  • Electronic Data Tampering, Unlawful Decryption, and Electronic Access Interference: These new laws were passed as part of House Bill 9, known as the “Texas Cybercrime Act.” Under these new laws, three new offenses have been created and defined for legal purposes. The stated purpose of these laws is to target those who distribute and operate “ransomware” or initiate DDoS (distributed denial of service) attacks in an attempt to bring systems down.
  • Cyberbullying: the state’s laws regarding the crime of “harassment” have been expanded to include covered types of electronic communication, and increasing penalties to a Class A misdemeanor if the victim is under the age of 18.

Driving Laws

  • Texting While Driving: House Bill 62, otherwise known as the “Alex Brown Memorial Act,” adds a new statewide ban on text messaging while driving. The new law goes into effect on September 1st of this year, and classifies texting while driving as a Class C misdemeanor offense with a maximum fine of $99 for a first-time offender. However, you can’t go to jail; the new law also classifies texting-while-driving as a non-arrestable offense.
  • DWI Nondisclosure: Previously, all DWI charges were exempt from nondisclosure laws, rendering them ineligible. Under these new laws, certain rare circumstances can lead to a DWI charge being non-disclosed. Talk to a Sugar Land DWI attorney to find out if your past charge can now be nondisclosed!

Violent Crimes

  • Police Hate Crime Laws: The crimes of unlawful restraint, assault, terroristic threats, and intoxicated assaults now have a new augmenter: if the victim is an officer of peace or a judge. H.B. 2908 substantially increases the penalties for knowingly assaulting or threatening an officer or judge.
  • Injury to a Child: These laws have been expanded through H.B. 3019 to increase the ability to crack down on boarding home facilities. The definition now explicitly includes people who have mental illnesses.

Sex Crimes

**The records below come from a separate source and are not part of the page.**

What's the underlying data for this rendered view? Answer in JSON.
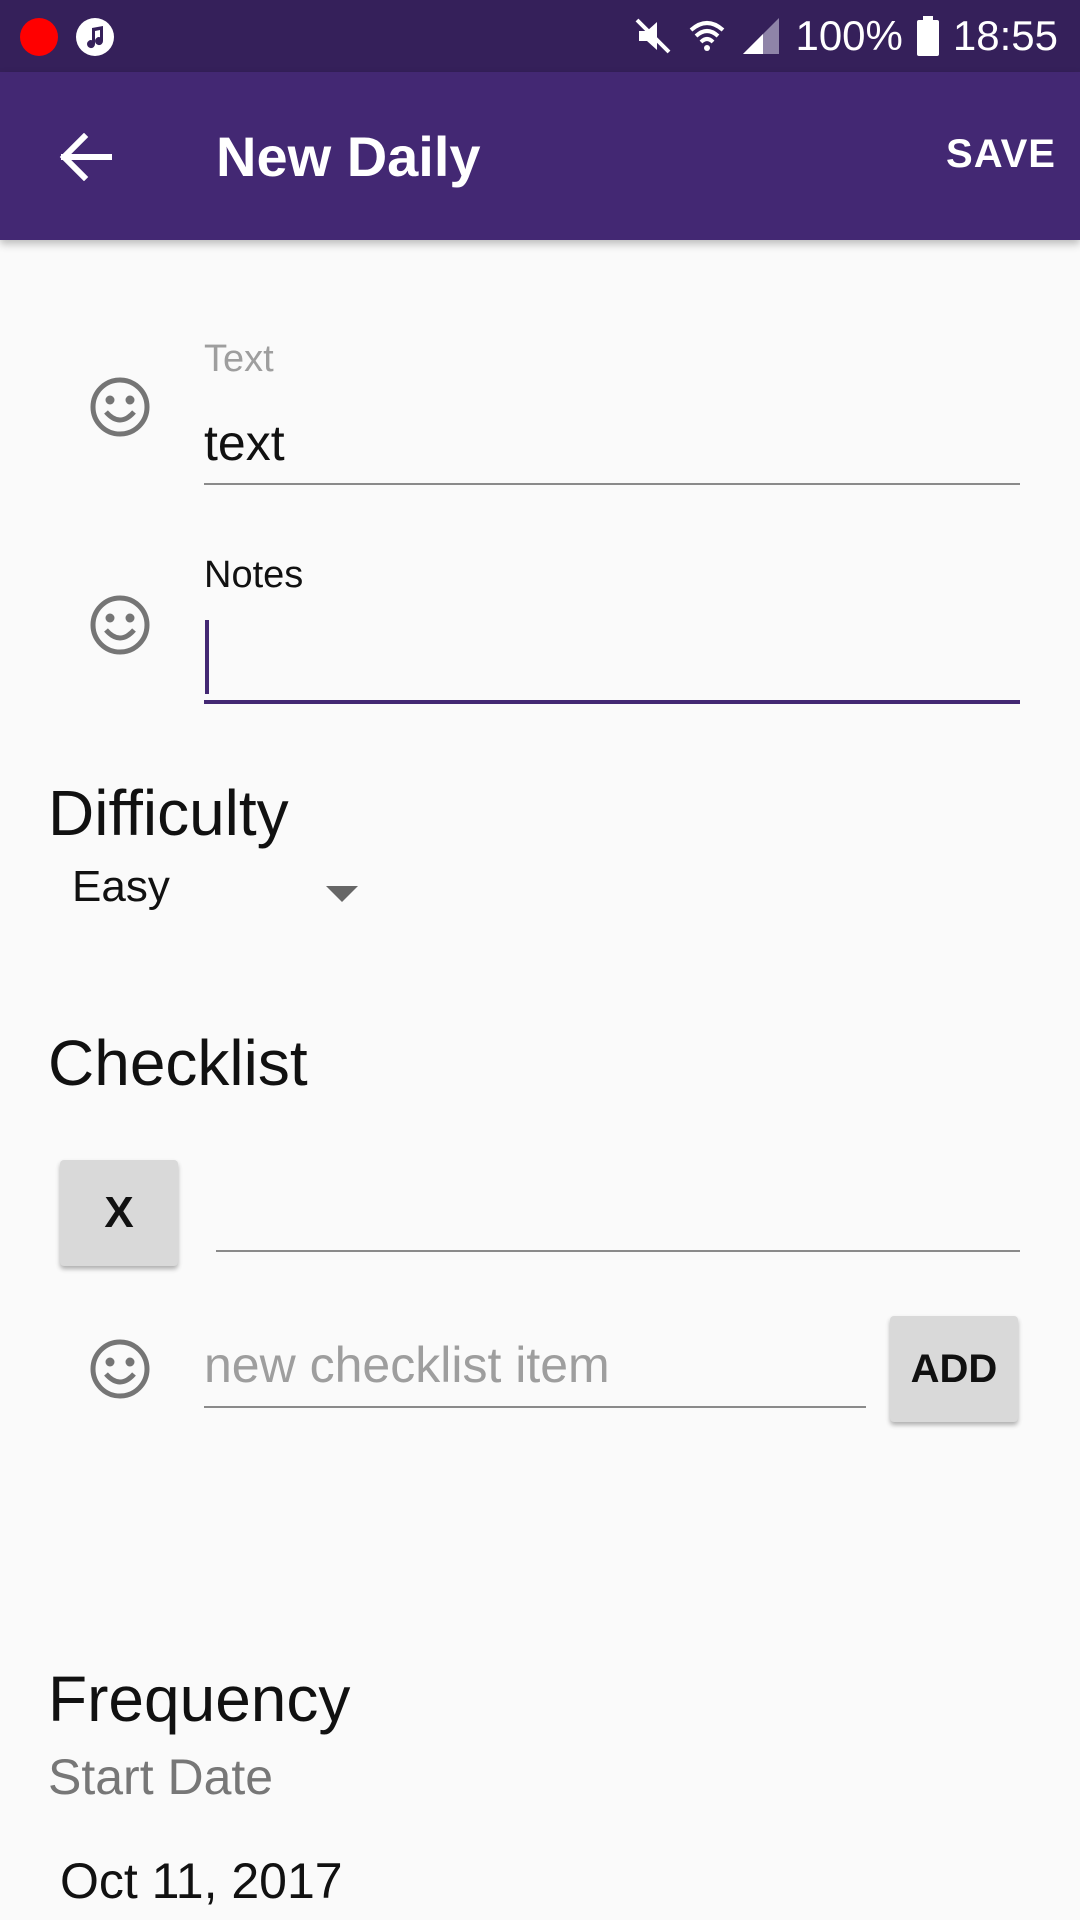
{
  "status_bar": {
    "battery": "100%",
    "time": "18:55",
    "icons": [
      "record-dot-icon",
      "music-note-icon",
      "mute-icon",
      "wifi-icon",
      "signal-icon",
      "battery-icon"
    ]
  },
  "app_bar": {
    "title": "New Daily",
    "save_label": "SAVE",
    "background": "#432873"
  },
  "form": {
    "text_label": "Text",
    "text_value": "text",
    "notes_label": "Notes",
    "notes_value": ""
  },
  "difficulty": {
    "heading": "Difficulty",
    "selected": "Easy"
  },
  "checklist": {
    "heading": "Checklist",
    "remove_label": "X",
    "new_item_placeholder": "new checklist item",
    "add_label": "ADD"
  },
  "frequency": {
    "heading": "Frequency",
    "start_date_label": "Start Date",
    "start_date_value": "Oct 11, 2017"
  },
  "colors": {
    "status_bar": "#35205a",
    "accent": "#432873",
    "background": "#fafafa"
  }
}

  • Child Pornography: H.B. 1810 created a new law that bridges the gap between Texas’ own laws on child pornography and the federal laws. This new offense is known as Possession or Promotion of Lewd Visual Material Depicting Child.
  • Sexual Coercion: These laws make it easier for law enforcement agencies to crack down on businesses or institutions they believe are harboring sex traffickers.
  • Bestiality: S.B. 1232 creates an entirely new sex offense for bestiality that, surprisingly, did not previously exist. This is listed as an offense that would require mandatory annual sex offender registration if convicted.

Other Offenses

  • Election Fraud: While the new laws make an abundance of changes, arguably the largest one creates two circumstances in which the previously existing crime of “Unlawful Participation in Party Affairs” can now be charged as a felony. H.B. 1735 also created “Engaging in Organized Election Fraud Activity,” which makes it illegal to conspire to commit election fraud.
  • Child Custody Transfers: All custody transfers of adopted children must now be regulated in order to prevent possible abuse from one or both parents. If you are divorced and have an adopted child, speak with your family lawyer to learn more.
  • Drone operation: H.B. 1424 puts a few limitations on the rapidly-growing hobby of drones and radio-control multi-rotors by outlawing flight near correctional facilities such as jails or prisons, as well as adds specific language to define a “sports venue.” H.B. 1643 also expanded the list of places known as “critical infrastructure facilities” for the purposes of pre-existing laws.

If you find yourself facing charges for any of these new offenses, call a skilled Sugar Land criminal defense attorney as soon as possible! Reach out to Stornello Law Firm, P.C. today by dialing (281) 369-4506 to request a case evaluation.